The original drawings of the last two pages of a 1930s Tintin comic book “King Ottokar’s Sceptre” sold for a total of €1.046 million ($1.2 million) at auction in Paris on Saturday. “This is only the second time a Tintin plate has exceeded a million euros,” Eric Leroy, comic book expert at French auction house Artcurial, explained. The two pages include the punch line—an extremely rare wink from Tintin to his readers – of the album “King Ottokar’s Sceptre,” made by the late Belgian artist Georges Rémi, better known as Hergé, in the late 1930s.
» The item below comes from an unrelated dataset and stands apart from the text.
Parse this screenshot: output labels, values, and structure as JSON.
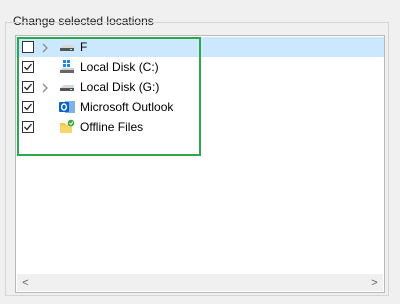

The book is cherished by fans, as it told in 1939 the story of a small, fictitious Central European country threatened by an invasion from an aggressive neighboring country. The adventure of the Belgian reporter referred to the invasion of Czechoslovakia by Nazi Germany that happened at the same time.
The price isn’t a record for a Tintin original – that remains held by a double-page that sold for €2.66 million ($3 million) in 2014.